What is a Lottery?

Lotteries are a form of gambling that involves the chance of winning a prize. There are three main elements to a lottery: the number of numbers that are drawn, the order in which they are drawn, and the prizes awarded.

Lotteries originated in the Roman Empire during the reign of Emperor Augustus. They were primarily amusement at dinner parties, though there were some lotteries that raised funds for public projects. In some cases, they were tolerated.

Some lotteries are run by individuals or for-profit organizations. Others are run by the state or tribal government. The states of Kansas, Missouri, Oklahoma, Iowa, and West Virginia all receive significant state arts agency funding from lottery and gaming proceeds.

The United States has 37 operating lotteries. These vary in design, prize size, and methods of payment. Each jurisdiction has a minimum payout percentage, which is usually written into its law.

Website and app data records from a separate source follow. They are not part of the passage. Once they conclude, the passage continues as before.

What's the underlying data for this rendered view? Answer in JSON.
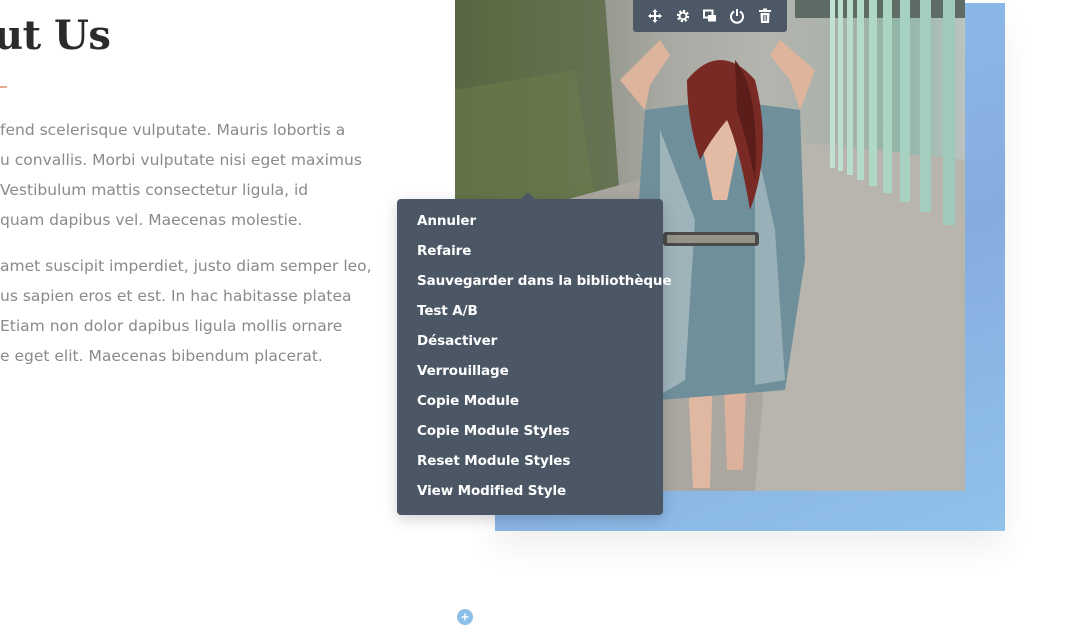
{
  "section": {
    "heading": "ut Us",
    "paragraphs": [
      {
        "lines": [
          "fend scelerisque vulputate. Mauris lobortis a",
          "u convallis. Morbi vulputate nisi eget maximus",
          " Vestibulum mattis consectetur ligula, id",
          "quam dapibus vel. Maecenas molestie."
        ]
      },
      {
        "lines": [
          "amet suscipit imperdiet, justo diam semper leo,",
          "us sapien eros et est. In hac habitasse platea",
          " Etiam non dolor dapibus ligula mollis ornare",
          "e eget elit. Maecenas bibendum placerat."
        ]
      }
    ]
  },
  "toolbar": {
    "buttons": [
      {
        "name": "move",
        "icon": "move-icon"
      },
      {
        "name": "settings",
        "icon": "gear-icon"
      },
      {
        "name": "duplicate",
        "icon": "duplicate-icon"
      },
      {
        "name": "disable",
        "icon": "power-icon"
      },
      {
        "name": "delete",
        "icon": "trash-icon"
      }
    ]
  },
  "context_menu": {
    "items": [
      "Annuler",
      "Refaire",
      "Sauvegarder dans la bibliothèque",
      "Test A/B",
      "Désactiver",
      "Verrouillage",
      "Copie Module",
      "Copie Module Styles",
      "Reset Module Styles",
      "View Modified Style"
    ]
  },
  "add_button": {
    "icon": "plus-icon"
  },
  "colors": {
    "menu_background": "#4c5766",
    "toolbar_background": "#4c5866",
    "accent_rule": "#e2a98d",
    "backdrop_blue": "#86acdf",
    "add_button": "#8cbfe8",
    "heading": "#2b2b2b",
    "body_text": "#8a8a8a"
  }
}
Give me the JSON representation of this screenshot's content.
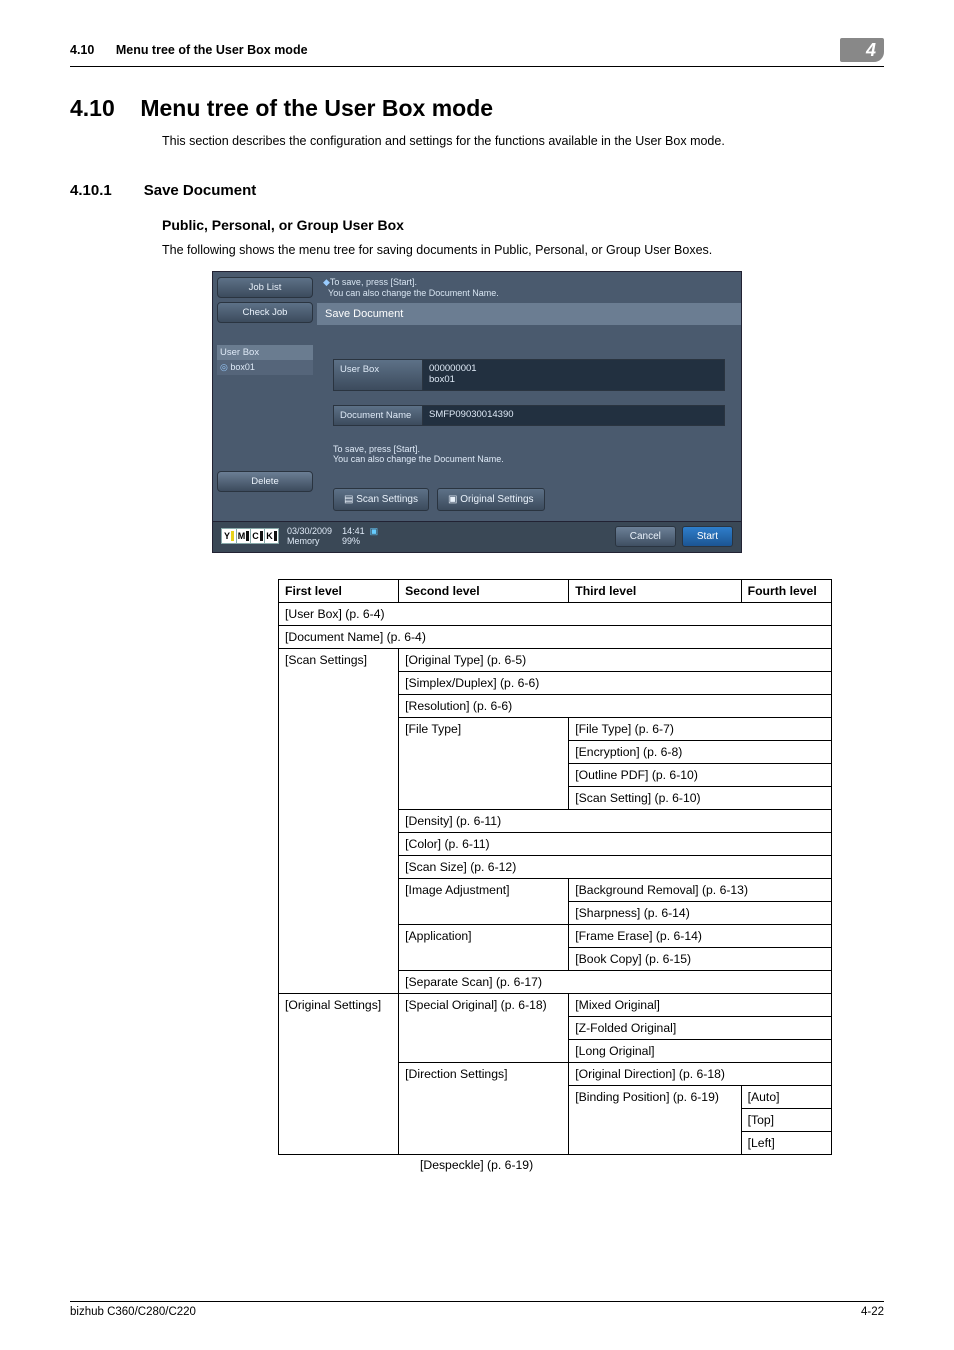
{
  "header": {
    "section": "4.10",
    "title": "Menu tree of the User Box mode",
    "chapter": "4"
  },
  "h1_number": "4.10",
  "h1_title": "Menu tree of the User Box mode",
  "intro": "This section describes the configuration and settings for the functions available in the User Box mode.",
  "sub1_number": "4.10.1",
  "sub1_title": "Save Document",
  "sub2_title": "Public, Personal, or Group User Box",
  "sub2_intro": "The following shows the menu tree for saving documents in Public, Personal, or Group User Boxes.",
  "mfp": {
    "sidebar": {
      "job_list": "Job List",
      "check_job": "Check Job",
      "user_box_label": "User Box",
      "box_item": "box01",
      "delete": "Delete"
    },
    "hint_line1": "To save, press [Start].",
    "hint_line2": "You can also change the Document Name.",
    "panel_title": "Save Document",
    "user_box_label": "User Box",
    "user_box_val_num": "000000001",
    "user_box_val_name": "box01",
    "doc_name_label": "Document Name",
    "doc_name_val": "SMFP09030014390",
    "note_line1": "To save, press [Start].",
    "note_line2": "You can also change the Document Name.",
    "scan_settings": "Scan Settings",
    "original_settings": "Original Settings",
    "leds": {
      "y": "Y",
      "m": "M",
      "c": "C",
      "k": "K"
    },
    "foot_date": "03/30/2009",
    "foot_time": "14:41",
    "foot_mem_label": "Memory",
    "foot_mem_val": "99%",
    "cancel": "Cancel",
    "start": "Start"
  },
  "tree_headers": {
    "l1": "First level",
    "l2": "Second level",
    "l3": "Third level",
    "l4": "Fourth level"
  },
  "tree": {
    "r1": "[User Box] (p. 6-4)",
    "r2": "[Document Name] (p. 6-4)",
    "scan_settings": "[Scan Settings]",
    "original_type": "[Original Type] (p. 6-5)",
    "simplex": "[Simplex/Duplex] (p. 6-6)",
    "resolution": "[Resolution] (p. 6-6)",
    "file_type": "[File Type]",
    "file_type3": "[File Type] (p. 6-7)",
    "encryption": "[Encryption] (p. 6-8)",
    "outline_pdf": "[Outline PDF] (p. 6-10)",
    "scan_setting": "[Scan Setting] (p. 6-10)",
    "density": "[Density] (p. 6-11)",
    "color": "[Color] (p. 6-11)",
    "scan_size": "[Scan Size] (p. 6-12)",
    "image_adjust": "[Image Adjustment]",
    "bg_removal": "[Background Removal] (p. 6-13)",
    "sharpness": "[Sharpness] (p. 6-14)",
    "application": "[Application]",
    "frame_erase": "[Frame Erase] (p. 6-14)",
    "book_copy": "[Book Copy] (p. 6-15)",
    "separate_scan": "[Separate Scan] (p. 6-17)",
    "original_settings": "[Original Settings]",
    "special_original": "[Special Original] (p. 6-18)",
    "mixed_original": "[Mixed Original]",
    "z_folded": "[Z-Folded Original]",
    "long_original": "[Long Original]",
    "direction_settings": "[Direction Settings]",
    "original_direction": "[Original Direction] (p. 6-18)",
    "binding_position": "[Binding Position] (p. 6-19)",
    "auto": "[Auto]",
    "top": "[Top]",
    "left": "[Left]",
    "despeckle": "[Despeckle] (p. 6-19)"
  },
  "footer": {
    "model": "bizhub C360/C280/C220",
    "page": "4-22"
  }
}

Throughout history, lotteries have played an important role in American history. The Continental Congress used lotteries to raise money for the Colonial Army, and several colonies used lotteries to finance fortifications, roads, and canals.

As in other forms of gambling, there is a risk involved with playing the lottery. However, the risk associated with the lottery is far less than that associated with other forms of gambling.

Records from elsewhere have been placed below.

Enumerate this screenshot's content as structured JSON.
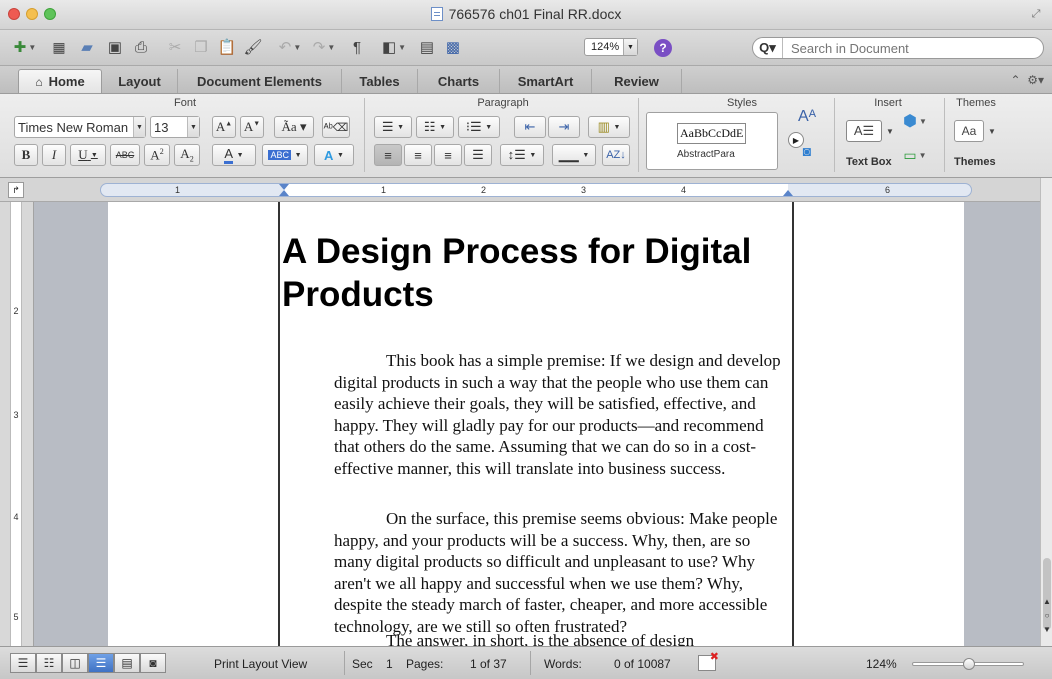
{
  "window": {
    "title": "766576 ch01 Final RR.docx"
  },
  "toolbar": {
    "zoom": "124%",
    "search_placeholder": "Search in Document"
  },
  "tabs": [
    "Home",
    "Layout",
    "Document Elements",
    "Tables",
    "Charts",
    "SmartArt",
    "Review"
  ],
  "ribbon": {
    "groups": {
      "font": "Font",
      "paragraph": "Paragraph",
      "styles": "Styles",
      "insert": "Insert",
      "themes": "Themes"
    },
    "font_name": "Times New Roman",
    "font_size": "13",
    "style_sample": "AaBbCcDdE",
    "style_name": "AbstractPara",
    "text_box_label": "Text Box",
    "themes_label": "Themes",
    "themes_sample": "Aa"
  },
  "ruler": {
    "marks": [
      "1",
      "1",
      "2",
      "3",
      "4",
      "6"
    ]
  },
  "vruler": {
    "marks": [
      "2",
      "3",
      "4",
      "5"
    ]
  },
  "document": {
    "heading": "A Design Process for Digital Products",
    "paragraphs": [
      "This book has a simple premise: If we design and develop digital products in such a way that the people who use them can easily achieve their goals, they will be satisfied, effective, and happy. They will gladly pay for our products—and recommend that others do the same. Assuming that we can do so in a cost-effective manner, this will translate into business success.",
      "On the surface, this premise seems obvious: Make people happy, and your products will be a success. Why, then, are so many digital products so difficult and unpleasant to use? Why aren't we all happy and successful when we use them? Why, despite the steady march of faster, cheaper, and more accessible technology, are we still so often frustrated?",
      "The answer, in short, is the absence of design"
    ]
  },
  "status": {
    "view": "Print Layout View",
    "sec_label": "Sec",
    "sec_value": "1",
    "pages_label": "Pages:",
    "pages_value": "1 of 37",
    "words_label": "Words:",
    "words_value": "0 of 10087",
    "zoom": "124%"
  },
  "colors": {
    "accent": "#3f72c4",
    "help": "#7a4fc4",
    "close": "#ee5a52",
    "minimize": "#f4bf4f",
    "maximize": "#5fc35a"
  }
}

While the federal government outlawed mail lotteries in 1890, there were a number of legal and illegal lotteries in the United States. A major lottery scandal in Louisiana in the late 1800s included extensive bribery of government officials.